* _Exercise description_: Would you restate all the data that follows, word for word?

** Opening Material provided block **

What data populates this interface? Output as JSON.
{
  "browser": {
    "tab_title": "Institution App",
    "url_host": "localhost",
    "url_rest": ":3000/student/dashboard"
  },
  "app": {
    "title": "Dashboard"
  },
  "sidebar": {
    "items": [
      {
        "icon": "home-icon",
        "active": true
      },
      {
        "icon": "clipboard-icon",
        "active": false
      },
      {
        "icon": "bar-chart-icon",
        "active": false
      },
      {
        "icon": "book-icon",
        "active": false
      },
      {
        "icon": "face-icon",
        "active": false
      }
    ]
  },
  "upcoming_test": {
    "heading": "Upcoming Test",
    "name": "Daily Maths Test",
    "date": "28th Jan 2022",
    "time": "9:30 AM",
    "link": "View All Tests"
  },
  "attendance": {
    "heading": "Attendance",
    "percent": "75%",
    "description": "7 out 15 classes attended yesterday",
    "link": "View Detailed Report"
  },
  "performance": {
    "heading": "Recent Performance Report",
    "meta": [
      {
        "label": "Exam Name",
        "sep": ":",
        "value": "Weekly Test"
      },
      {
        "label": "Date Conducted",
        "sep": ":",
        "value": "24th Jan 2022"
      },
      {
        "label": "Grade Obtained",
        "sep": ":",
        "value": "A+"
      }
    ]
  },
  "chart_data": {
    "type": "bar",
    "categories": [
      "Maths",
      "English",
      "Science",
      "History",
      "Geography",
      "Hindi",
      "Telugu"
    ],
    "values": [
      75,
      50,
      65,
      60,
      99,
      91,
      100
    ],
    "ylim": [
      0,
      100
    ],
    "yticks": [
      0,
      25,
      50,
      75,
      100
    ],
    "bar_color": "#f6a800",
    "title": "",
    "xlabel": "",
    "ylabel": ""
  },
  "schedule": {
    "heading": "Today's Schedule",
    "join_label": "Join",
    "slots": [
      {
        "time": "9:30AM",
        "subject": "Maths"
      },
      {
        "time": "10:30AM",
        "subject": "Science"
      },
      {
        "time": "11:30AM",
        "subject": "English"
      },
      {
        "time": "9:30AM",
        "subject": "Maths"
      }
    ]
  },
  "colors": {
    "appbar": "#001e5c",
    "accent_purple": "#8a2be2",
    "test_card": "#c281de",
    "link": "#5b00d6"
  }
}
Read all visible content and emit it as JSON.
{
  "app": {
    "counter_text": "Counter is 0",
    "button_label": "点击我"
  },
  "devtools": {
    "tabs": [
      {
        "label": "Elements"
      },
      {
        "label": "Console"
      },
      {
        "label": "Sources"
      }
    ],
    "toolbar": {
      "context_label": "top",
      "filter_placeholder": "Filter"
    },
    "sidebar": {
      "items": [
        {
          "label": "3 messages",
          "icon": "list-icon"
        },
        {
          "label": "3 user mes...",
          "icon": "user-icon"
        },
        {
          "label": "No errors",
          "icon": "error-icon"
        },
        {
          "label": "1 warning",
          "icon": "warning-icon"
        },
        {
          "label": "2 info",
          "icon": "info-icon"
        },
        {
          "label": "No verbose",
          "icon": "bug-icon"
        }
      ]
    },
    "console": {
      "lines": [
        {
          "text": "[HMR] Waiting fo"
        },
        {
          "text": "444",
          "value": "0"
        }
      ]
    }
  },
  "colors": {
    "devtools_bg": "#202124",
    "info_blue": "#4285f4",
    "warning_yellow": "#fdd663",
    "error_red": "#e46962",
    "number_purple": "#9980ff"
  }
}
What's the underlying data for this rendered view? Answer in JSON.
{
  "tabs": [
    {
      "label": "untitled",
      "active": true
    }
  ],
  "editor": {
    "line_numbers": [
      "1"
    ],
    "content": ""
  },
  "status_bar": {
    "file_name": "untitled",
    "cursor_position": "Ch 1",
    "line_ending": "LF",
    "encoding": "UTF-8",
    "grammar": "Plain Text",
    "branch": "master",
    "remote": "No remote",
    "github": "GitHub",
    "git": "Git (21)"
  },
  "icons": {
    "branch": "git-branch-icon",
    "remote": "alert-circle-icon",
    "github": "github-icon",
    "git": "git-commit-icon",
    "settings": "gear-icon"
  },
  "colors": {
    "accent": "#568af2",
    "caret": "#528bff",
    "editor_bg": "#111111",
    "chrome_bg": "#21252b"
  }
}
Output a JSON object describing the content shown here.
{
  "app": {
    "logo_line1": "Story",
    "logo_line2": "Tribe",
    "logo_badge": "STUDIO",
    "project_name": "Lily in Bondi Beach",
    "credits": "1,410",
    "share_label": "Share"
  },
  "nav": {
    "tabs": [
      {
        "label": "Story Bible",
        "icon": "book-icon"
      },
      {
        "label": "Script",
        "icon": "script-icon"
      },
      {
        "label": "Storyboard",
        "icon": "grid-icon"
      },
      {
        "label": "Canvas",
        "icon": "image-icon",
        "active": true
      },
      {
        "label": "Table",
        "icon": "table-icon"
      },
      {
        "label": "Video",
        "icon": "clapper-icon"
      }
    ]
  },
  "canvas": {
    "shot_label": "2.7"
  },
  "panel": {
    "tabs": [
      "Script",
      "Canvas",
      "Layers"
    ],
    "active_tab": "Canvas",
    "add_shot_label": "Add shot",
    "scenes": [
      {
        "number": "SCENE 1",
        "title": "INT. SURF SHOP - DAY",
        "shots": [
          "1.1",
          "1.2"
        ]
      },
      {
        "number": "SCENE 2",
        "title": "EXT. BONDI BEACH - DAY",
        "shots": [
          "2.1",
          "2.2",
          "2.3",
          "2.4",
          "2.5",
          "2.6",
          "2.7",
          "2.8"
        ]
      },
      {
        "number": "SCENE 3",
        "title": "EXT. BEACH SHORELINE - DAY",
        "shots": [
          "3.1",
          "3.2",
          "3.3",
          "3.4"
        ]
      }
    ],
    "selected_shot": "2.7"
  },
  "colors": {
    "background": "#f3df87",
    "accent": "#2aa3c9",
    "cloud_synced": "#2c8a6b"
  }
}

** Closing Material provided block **

* _Solution_:
What data populates this interface? Output as JSON.
{
  "browser": {
    "tab_title": "Institution App",
    "url_host": "localhost",
    "url_rest": ":3000/student/dashboard"
  },
  "app": {
    "title": "Dashboard"
  },
  "sidebar": {
    "items": [
      {
        "icon": "home-icon",
        "active": true
      },
      {
        "icon": "clipboard-icon",
        "active": false
      },
      {
        "icon": "bar-chart-icon",
        "active": false
      },
      {
        "icon": "book-icon",
        "active": false
      },
      {
        "icon": "face-icon",
        "active": false
      }
    ]
  },
  "upcoming_test": {
    "heading": "Upcoming Test",
    "name": "Daily Maths Test",
    "date": "28th Jan 2022",
    "time": "9:30 AM",
    "link": "View All Tests"
  },
  "attendance": {
    "heading": "Attendance",
    "percent": "75%",
    "description": "7 out 15 classes attended yesterday",
    "link": "View Detailed Report"
  },
  "performance": {
    "heading": "Recent Performance Report",
    "meta": [
      {
        "label": "Exam Name",
        "sep": ":",
        "value": "Weekly Test"
      },
      {
        "label": "Date Conducted",
        "sep": ":",
        "value": "24th Jan 2022"
      },
      {
        "label": "Grade Obtained",
        "sep": ":",
        "value": "A+"
      }
    ]
  },
  "chart_data": {
    "type": "bar",
    "categories": [
      "Maths",
      "English",
      "Science",
      "History",
      "Geography",
      "Hindi",
      "Telugu"
    ],
    "values": [
      75,
      50,
      65,
      60,
      99,
      91,
      100
    ],
    "ylim": [
      0,
      100
    ],
    "yticks": [
      0,
      25,
      50,
      75,
      100
    ],
    "bar_color": "#f6a800",
    "title": "",
    "xlabel": "",
    "ylabel": ""
  },
  "schedule": {
    "heading": "Today's Schedule",
    "join_label": "Join",
    "slots": [
      {
        "time": "9:30AM",
        "subject": "Maths"
      },
      {
        "time": "10:30AM",
        "subject": "Science"
      },
      {
        "time": "11:30AM",
        "subject": "English"
      },
      {
        "time": "9:30AM",
        "subject": "Maths"
      }
    ]
  },
  "colors": {
    "appbar": "#001e5c",
    "accent_purple": "#8a2be2",
    "test_card": "#c281de",
    "link": "#5b00d6"
  }
}
Read all visible content and emit it as JSON.
{
  "app": {
    "counter_text": "Counter is 0",
    "button_label": "点击我"
  },
  "devtools": {
    "tabs": [
      {
        "label": "Elements"
      },
      {
        "label": "Console"
      },
      {
        "label": "Sources"
      }
    ],
    "toolbar": {
      "context_label": "top",
      "filter_placeholder": "Filter"
    },
    "sidebar": {
      "items": [
        {
          "label": "3 messages",
          "icon": "list-icon"
        },
        {
          "label": "3 user mes...",
          "icon": "user-icon"
        },
        {
          "label": "No errors",
          "icon": "error-icon"
        },
        {
          "label": "1 warning",
          "icon": "warning-icon"
        },
        {
          "label": "2 info",
          "icon": "info-icon"
        },
        {
          "label": "No verbose",
          "icon": "bug-icon"
        }
      ]
    },
    "console": {
      "lines": [
        {
          "text": "[HMR] Waiting fo"
        },
        {
          "text": "444",
          "value": "0"
        }
      ]
    }
  },
  "colors": {
    "devtools_bg": "#202124",
    "info_blue": "#4285f4",
    "warning_yellow": "#fdd663",
    "error_red": "#e46962",
    "number_purple": "#9980ff"
  }
}
What's the underlying data for this rendered view? Answer in JSON.
{
  "tabs": [
    {
      "label": "untitled",
      "active": true
    }
  ],
  "editor": {
    "line_numbers": [
      "1"
    ],
    "content": ""
  },
  "status_bar": {
    "file_name": "untitled",
    "cursor_position": "Ch 1",
    "line_ending": "LF",
    "encoding": "UTF-8",
    "grammar": "Plain Text",
    "branch": "master",
    "remote": "No remote",
    "github": "GitHub",
    "git": "Git (21)"
  },
  "icons": {
    "branch": "git-branch-icon",
    "remote": "alert-circle-icon",
    "github": "github-icon",
    "git": "git-commit-icon",
    "settings": "gear-icon"
  },
  "colors": {
    "accent": "#568af2",
    "caret": "#528bff",
    "editor_bg": "#111111",
    "chrome_bg": "#21252b"
  }
}
Output a JSON object describing the content shown here.
{
  "app": {
    "logo_line1": "Story",
    "logo_line2": "Tribe",
    "logo_badge": "STUDIO",
    "project_name": "Lily in Bondi Beach",
    "credits": "1,410",
    "share_label": "Share"
  },
  "nav": {
    "tabs": [
      {
        "label": "Story Bible",
        "icon": "book-icon"
      },
      {
        "label": "Script",
        "icon": "script-icon"
      },
      {
        "label": "Storyboard",
        "icon": "grid-icon"
      },
      {
        "label": "Canvas",
        "icon": "image-icon",
        "active": true
      },
      {
        "label": "Table",
        "icon": "table-icon"
      },
      {
        "label": "Video",
        "icon": "clapper-icon"
      }
    ]
  },
  "canvas": {
    "shot_label": "2.7"
  },
  "panel": {
    "tabs": [
      "Script",
      "Canvas",
      "Layers"
    ],
    "active_tab": "Canvas",
    "add_shot_label": "Add shot",
    "scenes": [
      {
        "number": "SCENE 1",
        "title": "INT. SURF SHOP - DAY",
        "shots": [
          "1.1",
          "1.2"
        ]
      },
      {
        "number": "SCENE 2",
        "title": "EXT. BONDI BEACH - DAY",
        "shots": [
          "2.1",
          "2.2",
          "2.3",
          "2.4",
          "2.5",
          "2.6",
          "2.7",
          "2.8"
        ]
      },
      {
        "number": "SCENE 3",
        "title": "EXT. BEACH SHORELINE - DAY",
        "shots": [
          "3.1",
          "3.2",
          "3.3",
          "3.4"
        ]
      }
    ],
    "selected_shot": "2.7"
  },
  "colors": {
    "background": "#f3df87",
    "accent": "#2aa3c9",
    "cloud_synced": "#2c8a6b"
  }
}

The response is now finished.